It relates to what I think might potentially be a gap in the State’s laws in relation to indictable offences committed by individuals while they are on bail.  It may even apply to those on summons, parole, serving a Community Corrections Order or otherwise under sentence as well.

Specifically, I am referring to situations in which an offender on bail (or perhaps in any of those other categories that I just described, too) is bailed to appear at the next court sitting date but doesn’t ultimately appear to face the magistrate for some reason.

My reading of these matters is that, technically, the person would then no longer be on bail.  If that’s true, then any further offence that they might commit subsequent to that court date would also presumably not be classified as ‘an offence committed whilst on bail’.

As the Attorney would obviously be well aware, the act of committing an offence on bail is directly addressed in Section 30B of the Bail Act, and can attract an extra penalty of up to three months’ additional imprisonment or 30 penalty units.

Those further sanctions are, obviously, inapplicable to someone who is not regarded as being on bail at the time they commit the offence.
These issues have become all the more concerning for me as the COVID-related changes to various aspects of the operation of the State’s justice system have become entrenched over the course of the past year.

We do now know that, among many other consequences, thousands of people have been leaving prison earlier than originally expected, there have been many alterations to bail reporting arrangements, and that there are now very long delays to court hearings.

Amid all of those circumstances, it’s not unreasonable to contemplate the possibility that there may even have been a higher than usual number of people committing further indictable offences shortly after leaving
prison – and potentially benefiting from the possible loophole about which I’m talking.

Now it may very well be that the Attorney is able to set me straight on all of this very quickly, and definitively tell me there’s not a loophole or problem here.  Obviously, I would welcome hearing that, and the reasons why, if that is indeed the case.

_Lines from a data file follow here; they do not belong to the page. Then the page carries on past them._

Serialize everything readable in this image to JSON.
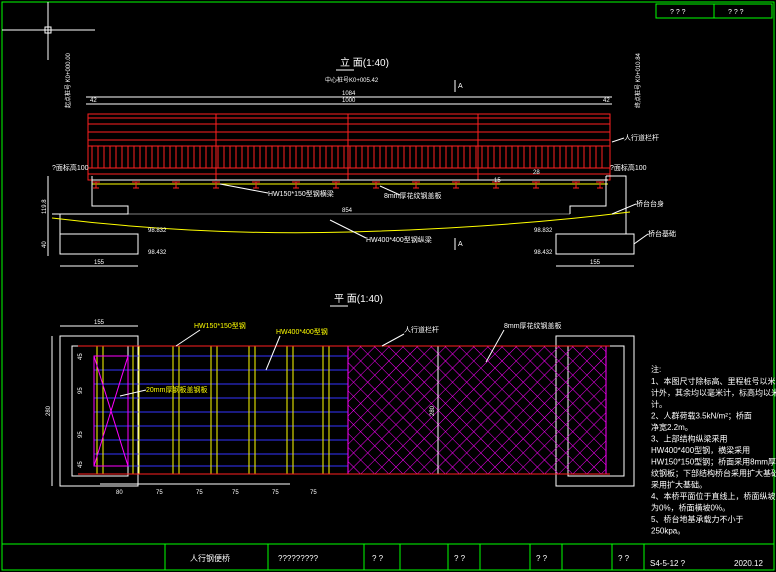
{
  "elevation": {
    "title": "立    面(1:40)",
    "center_station": "中心桩号K0+005.42",
    "left_end_label": "起点桩号 K0+000.00",
    "right_end_label": "终点桩号 K0+010.84",
    "total_length": "1084",
    "span_length": "1000",
    "left_deck_elev": "?面标高100",
    "right_deck_elev": "?面标高100",
    "railing_label": "人行道栏杆",
    "hw150_label": "HW150*150型钢横梁",
    "plate_label": "8mm厚花纹钢盖板",
    "hw400_label": "HW400*400型钢纵梁",
    "abutment_label": "桥台台身",
    "foundation_label": "桥台基础",
    "clear_span": "854",
    "left_height": "119.8",
    "left_foot_height": "40",
    "left_elev_top": "98.832",
    "left_elev_bottom": "98.432",
    "right_elev_top": "98.832",
    "right_elev_bottom": "98.432",
    "left_width": "155",
    "right_width": "155",
    "mid_height": "28",
    "edge_dims": [
      "42",
      "42",
      "15"
    ],
    "section_a_top": "A",
    "section_a_bottom": "A"
  },
  "plan": {
    "title": "平    面(1:40)",
    "hw150_label": "HW150*150型钢",
    "hw400_label": "HW400*400型钢",
    "railing_label": "人行道栏杆",
    "plate_label": "8mm厚花纹钢盖板",
    "thick_plate_label": "20mm厚钢板盖钢板",
    "width_top": "155",
    "total_width": "280",
    "inner_width": "280",
    "side_dims": [
      "45",
      "95",
      "95",
      "45"
    ],
    "bottom_dims": [
      "80",
      "75",
      "75",
      "75",
      "75",
      "75"
    ]
  },
  "notes": {
    "heading": "注:",
    "lines": [
      "1、本图尺寸除标高、里程桩号以米",
      "计外，其余均以毫米计，标高均以米",
      "计。",
      "2、人群荷载3.5kN/m²；桥面",
      "净宽2.2m。",
      "3、上部结构纵梁采用",
      "HW400*400型钢，横梁采用",
      "HW150*150型钢；桥面采用8mm厚花",
      "纹钢板；下部结构桥台采用扩大基础，基础",
      "采用扩大基础。",
      "4、本桥平面位于直线上，桥面纵坡",
      "为0%，桥面横坡0%。",
      "5、桥台地基承载力不小于",
      "250kpa。"
    ]
  },
  "title_block": {
    "top_right_cells": [
      "? ? ?",
      "? ? ?"
    ],
    "drawing_name": "人行钢便桥",
    "project_name": "?????????",
    "cells": [
      "? ?",
      "? ?",
      "? ?",
      "? ?"
    ],
    "sheet_number": "S4-5-12 ?",
    "date": "2020.12"
  }
}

Assuming any of my concerns is accurate, though, the action I seek is a clarification of whether and how the Government is planning to close the gaps in the relevant laws about which I have spoken this evening.